Adenotonsillectomy has minimal benefit in pediatric OSA: JAMA Study
Sweden: Adenotonsillectomy (ATE) touted as the primary treatment for pediatric obstructive sleep apnea (OSA) was shown to be of minimal benefit in young children with mild or moderate OSA in comparison to watchful waiting, in a recent study. According to the study, published in the journal JAMA Otolaryngology-Head & Neck Surgery, there were only small differences obstructive apnea-hypopnea index (OAHI). There were however large improvements in quality of life after ATE.

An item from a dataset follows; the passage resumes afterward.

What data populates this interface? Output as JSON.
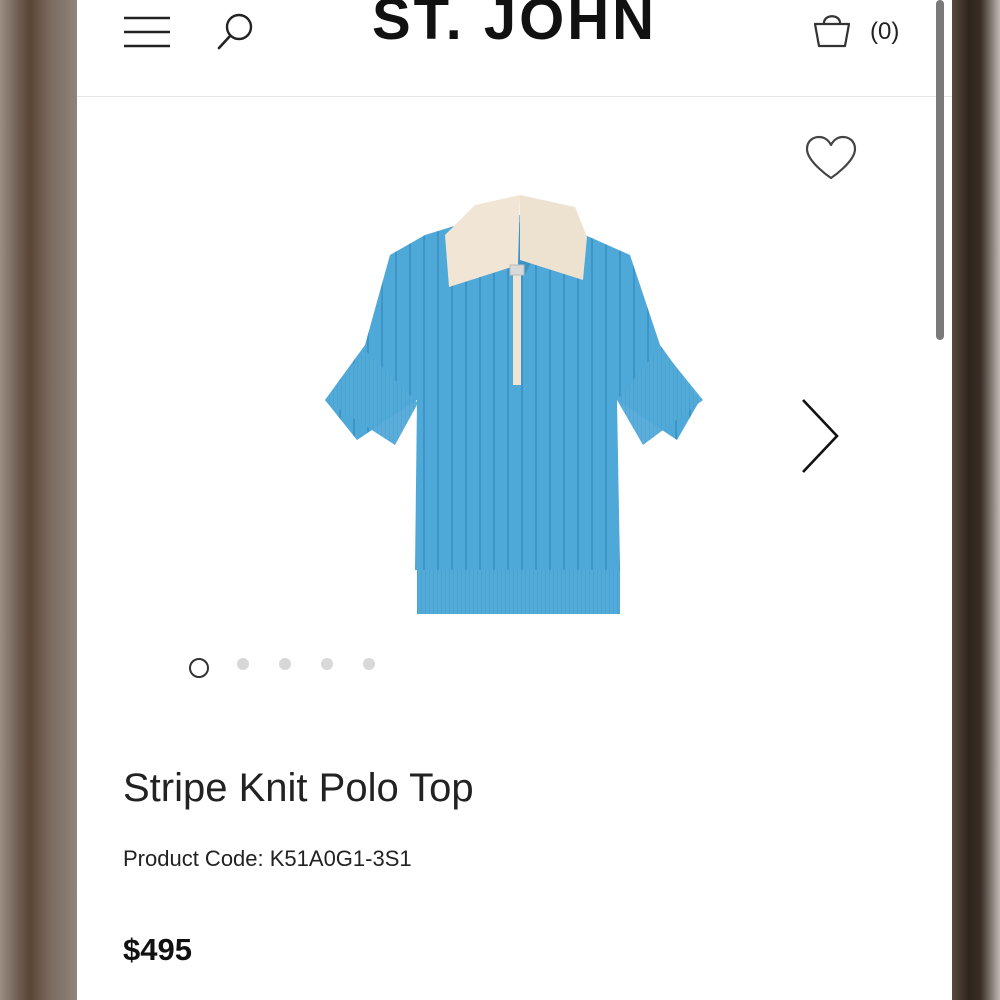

"Children with moderate OSA should be considered for early ATE, while children with mild OSA and mild effect on the quality of life may benefit from a period of watchful waiting," wrote the authors.
Johan Fehrm, Department of Otorhinolaryngology, Karolinska University Hospital, Stockholm, Sweden, and colleagues determined whether ATE is more effective than watchful waiting for the treatment of otherwise healthy children with mild to moderate OSA.

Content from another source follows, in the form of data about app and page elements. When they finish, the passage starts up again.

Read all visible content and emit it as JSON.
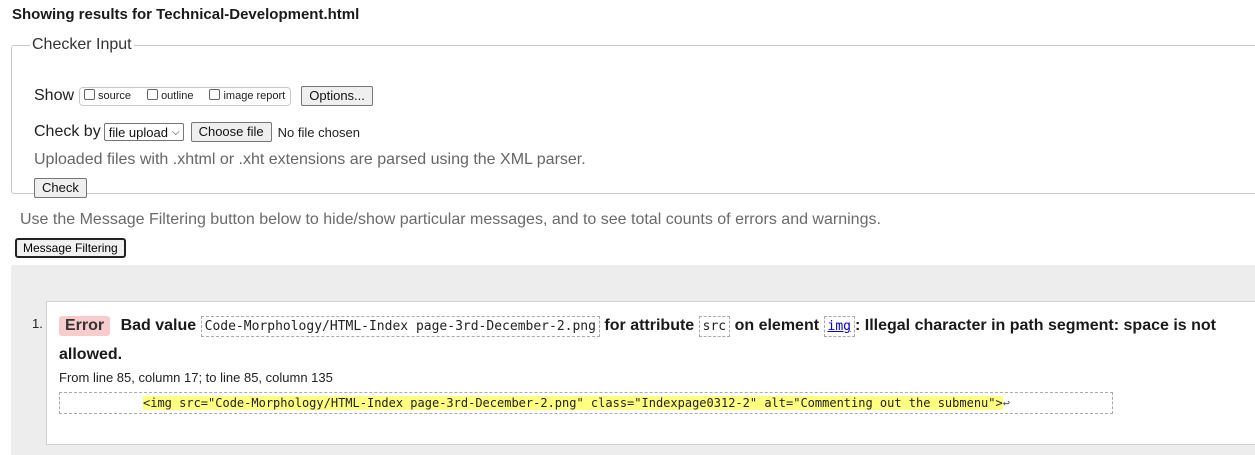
{
  "page": {
    "title": "Showing results for Technical-Development.html"
  },
  "checker": {
    "legend": "Checker Input",
    "show_label": "Show",
    "show_options": [
      {
        "label": "source",
        "checked": false
      },
      {
        "label": "outline",
        "checked": false
      },
      {
        "label": "image report",
        "checked": false
      }
    ],
    "options_button": "Options...",
    "checkby_label": "Check by",
    "checkby_value": "file upload",
    "choose_file_button": "Choose file",
    "no_file_text": "No file chosen",
    "hint": "Uploaded files with .xhtml or .xht extensions are parsed using the XML parser.",
    "check_button": "Check"
  },
  "filter": {
    "hint": "Use the Message Filtering button below to hide/show particular messages, and to see total counts of errors and warnings.",
    "button": "Message Filtering"
  },
  "messages": [
    {
      "number": "1.",
      "type": "Error",
      "text_before": "Bad value",
      "value": "Code-Morphology/HTML-Index page-3rd-December-2.png",
      "text_attr": "for attribute",
      "attribute": "src",
      "text_element": "on element",
      "element": "img",
      "text_after": ": Illegal character in path segment: space is not allowed.",
      "location": "From line 85, column 17; to line 85, column 135",
      "extract": "<img src=\"Code-Morphology/HTML-Index page-3rd-December-2.png\" class=\"Indexpage0312-2\" alt=\"Commenting out the submenu\">",
      "extract_return": "↩"
    }
  ],
  "colors": {
    "error_badge": "#f8cccc",
    "highlight": "#ffff80",
    "results_bg": "#ededed",
    "link": "#0000cc"
  }
}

This randomized clinical trial was conducted from December 2014 to December 2017 at the Otorhinolaryngology Department of the Karolinska University Hospital, Stockholm, Sweden. It involved a total of 60 children (2-4 years of age) with an obstructive apnea–hypopnea index (OAHI) score of 2 or greater and less than 10, were randomized to ATE (n = 29) or watchful waiting (n = 31). A total of 53 participants (88%; ATE, n = 25; watchful waiting, n = 28) completed the study.
The primary outcome was the difference between the groups in mean OAHI score change.
Key findings of the study include:
- Of the 60 included children, 34 (57%) were boys and the mean (SD) age at first polysomnography was 38 (9) months.
- Both groups had a decrease in mean OAHI score, and the difference in mean OAHI score change between the groups was small (−1.0), in favor of ATE.
- However, there were large differences between the groups in favor of ATE regarding the OSA–18 questionnaire (eg, total OSA–18 score).
- Also, a subgroup analysis of 24 children with moderate OSA (OAHI ≥5 and <10) showed a meaningful difference in mean OAHI score change between the groups in favor of ATE (−3.1).
- Of 28 children, 10 (36%) in the watchful waiting group received ATE after the follow-up, and 7 of these had moderate OSA at baseline.
"This randomized clinical trial found only small differences between the groups regarding changes in OAHI, but further studies are needed. However, there were large improvements in quality of life after ATE," wrote the authors.
"These results suggest that otherwise healthy children with mild OSA and mild effect on quality of life may benefit from watchful waiting, while children with moderate OSA should be considered for ATE," they concluded.
The study, "Effectiveness of Adenotonsillectomy vs Watchful Waiting in Young Children With Mild to Moderate Obstructive Sleep Apnea: A Randomized Clinical Trial," is published in the journal JAMA Otolaryngology-Head & Neck Surgery.